WHAT IS REQUIRED:
From the line containing "Give me the" to the line containing "Read all visible content and emit it as JSON." in the records below, set down every line exactly as it stands, both ends included, and skip the pictures.

EXERCISE INPUT:
· · · ·

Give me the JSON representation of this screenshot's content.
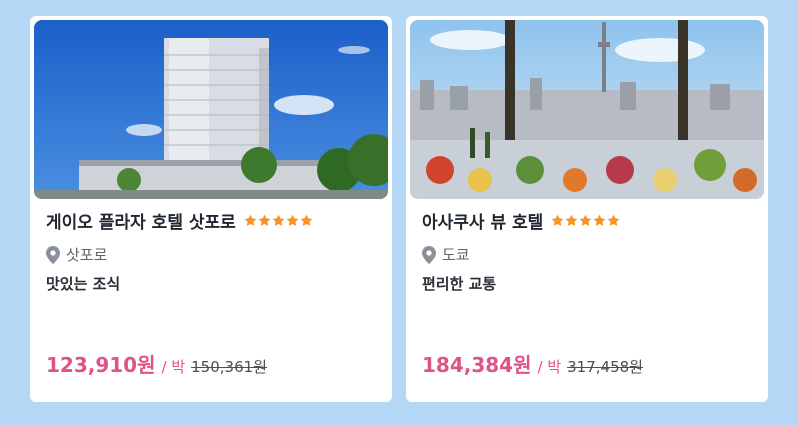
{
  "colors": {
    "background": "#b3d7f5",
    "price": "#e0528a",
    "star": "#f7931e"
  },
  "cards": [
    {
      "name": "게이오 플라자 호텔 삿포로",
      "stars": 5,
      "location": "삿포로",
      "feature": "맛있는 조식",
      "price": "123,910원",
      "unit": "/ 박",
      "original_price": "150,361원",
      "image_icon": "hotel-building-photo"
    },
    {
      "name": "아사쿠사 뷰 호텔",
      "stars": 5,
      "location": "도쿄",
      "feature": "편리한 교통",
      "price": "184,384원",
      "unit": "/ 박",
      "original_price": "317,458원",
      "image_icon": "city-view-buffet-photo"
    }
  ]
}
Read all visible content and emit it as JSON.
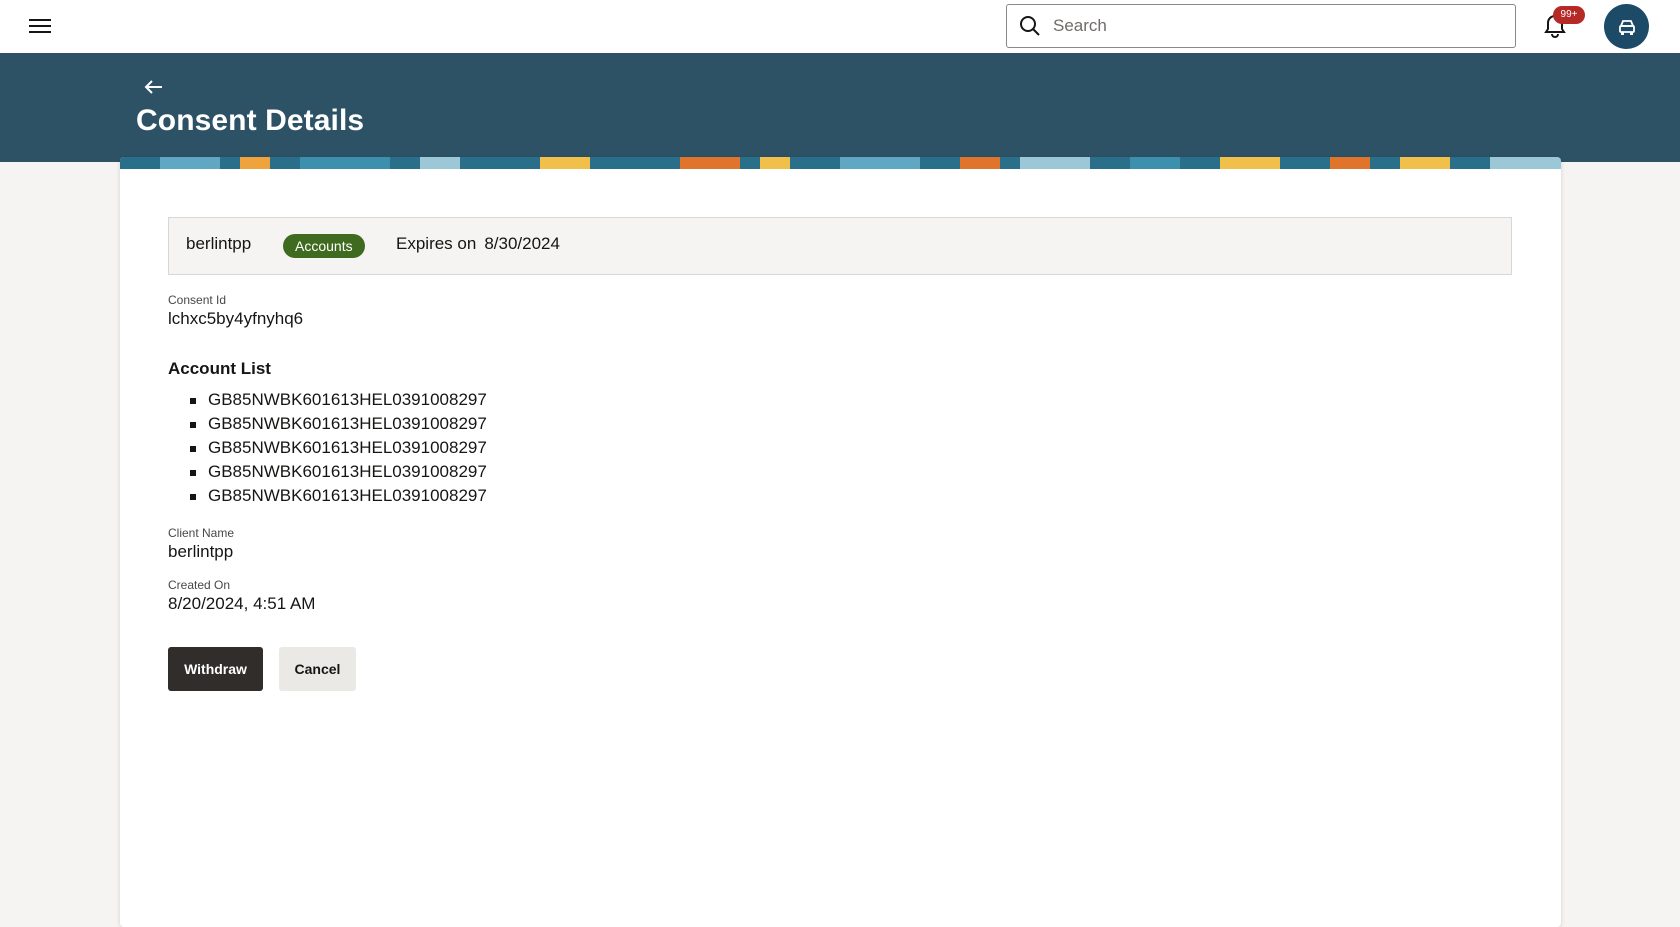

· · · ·

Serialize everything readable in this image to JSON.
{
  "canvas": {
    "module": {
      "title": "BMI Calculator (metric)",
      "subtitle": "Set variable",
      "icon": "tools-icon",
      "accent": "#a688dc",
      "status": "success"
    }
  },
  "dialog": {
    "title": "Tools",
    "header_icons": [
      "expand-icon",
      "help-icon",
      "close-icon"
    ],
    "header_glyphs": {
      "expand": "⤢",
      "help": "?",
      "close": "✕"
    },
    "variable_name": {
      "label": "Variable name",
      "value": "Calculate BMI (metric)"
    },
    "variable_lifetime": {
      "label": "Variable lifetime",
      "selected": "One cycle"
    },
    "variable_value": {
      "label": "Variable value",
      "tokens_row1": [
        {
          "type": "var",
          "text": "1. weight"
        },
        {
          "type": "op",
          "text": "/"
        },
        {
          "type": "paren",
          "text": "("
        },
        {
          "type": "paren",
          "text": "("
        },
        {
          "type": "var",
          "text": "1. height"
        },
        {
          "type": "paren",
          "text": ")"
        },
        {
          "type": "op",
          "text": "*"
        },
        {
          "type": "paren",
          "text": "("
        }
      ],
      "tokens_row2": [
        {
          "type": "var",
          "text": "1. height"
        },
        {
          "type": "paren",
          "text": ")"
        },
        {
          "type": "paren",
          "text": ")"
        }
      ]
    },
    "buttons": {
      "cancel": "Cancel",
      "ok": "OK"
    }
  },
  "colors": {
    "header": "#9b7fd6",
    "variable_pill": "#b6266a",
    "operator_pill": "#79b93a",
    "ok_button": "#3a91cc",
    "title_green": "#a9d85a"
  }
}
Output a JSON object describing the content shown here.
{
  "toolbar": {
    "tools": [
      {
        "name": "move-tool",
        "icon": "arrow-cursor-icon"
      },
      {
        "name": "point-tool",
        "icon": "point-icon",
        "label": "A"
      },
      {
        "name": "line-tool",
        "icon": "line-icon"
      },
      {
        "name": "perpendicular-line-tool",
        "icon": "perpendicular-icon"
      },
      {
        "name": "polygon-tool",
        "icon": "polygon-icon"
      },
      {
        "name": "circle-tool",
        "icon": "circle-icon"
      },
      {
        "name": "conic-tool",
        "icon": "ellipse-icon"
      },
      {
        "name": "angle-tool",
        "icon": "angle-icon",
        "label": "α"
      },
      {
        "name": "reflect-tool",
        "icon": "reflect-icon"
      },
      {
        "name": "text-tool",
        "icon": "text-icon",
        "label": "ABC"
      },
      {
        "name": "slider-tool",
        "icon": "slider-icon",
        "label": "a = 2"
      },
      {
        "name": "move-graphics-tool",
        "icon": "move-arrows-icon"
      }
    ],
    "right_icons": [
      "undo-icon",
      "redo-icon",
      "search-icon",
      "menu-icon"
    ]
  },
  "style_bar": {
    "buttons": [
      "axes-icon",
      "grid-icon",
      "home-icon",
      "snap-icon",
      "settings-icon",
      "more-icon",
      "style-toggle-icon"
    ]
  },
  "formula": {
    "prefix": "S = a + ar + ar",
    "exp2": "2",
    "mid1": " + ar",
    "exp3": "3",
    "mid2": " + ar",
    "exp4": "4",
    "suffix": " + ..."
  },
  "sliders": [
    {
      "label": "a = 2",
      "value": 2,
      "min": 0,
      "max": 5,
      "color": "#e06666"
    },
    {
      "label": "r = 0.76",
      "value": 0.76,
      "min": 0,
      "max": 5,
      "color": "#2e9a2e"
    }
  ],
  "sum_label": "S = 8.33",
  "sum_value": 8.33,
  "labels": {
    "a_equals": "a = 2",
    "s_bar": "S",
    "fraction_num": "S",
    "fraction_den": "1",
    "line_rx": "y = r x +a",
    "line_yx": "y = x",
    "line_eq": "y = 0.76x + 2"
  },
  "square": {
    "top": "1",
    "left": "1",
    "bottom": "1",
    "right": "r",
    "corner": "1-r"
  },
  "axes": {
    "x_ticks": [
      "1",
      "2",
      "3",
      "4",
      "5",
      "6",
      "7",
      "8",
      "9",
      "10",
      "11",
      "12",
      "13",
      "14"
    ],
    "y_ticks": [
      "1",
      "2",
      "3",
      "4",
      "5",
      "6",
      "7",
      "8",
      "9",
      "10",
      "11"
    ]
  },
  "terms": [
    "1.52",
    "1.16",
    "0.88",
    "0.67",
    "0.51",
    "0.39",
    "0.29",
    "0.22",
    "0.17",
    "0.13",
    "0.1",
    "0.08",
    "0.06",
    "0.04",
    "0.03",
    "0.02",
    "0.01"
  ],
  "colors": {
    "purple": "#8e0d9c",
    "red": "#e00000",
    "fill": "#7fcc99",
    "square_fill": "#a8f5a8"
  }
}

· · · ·

ANSWER FOR THE TASK:
Give me the JSON representation of this screenshot's content.
{
  "colors": {
    "background": "#b3d7f5",
    "price": "#e0528a",
    "star": "#f7931e"
  },
  "cards": [
    {
      "name": "게이오 플라자 호텔 삿포로",
      "stars": 5,
      "location": "삿포로",
      "feature": "맛있는 조식",
      "price": "123,910원",
      "unit": "/ 박",
      "original_price": "150,361원",
      "image_icon": "hotel-building-photo"
    },
    {
      "name": "아사쿠사 뷰 호텔",
      "stars": 5,
      "location": "도쿄",
      "feature": "편리한 교통",
      "price": "184,384원",
      "unit": "/ 박",
      "original_price": "317,458원",
      "image_icon": "city-view-buffet-photo"
    }
  ]
}
Read all visible content and emit it as JSON.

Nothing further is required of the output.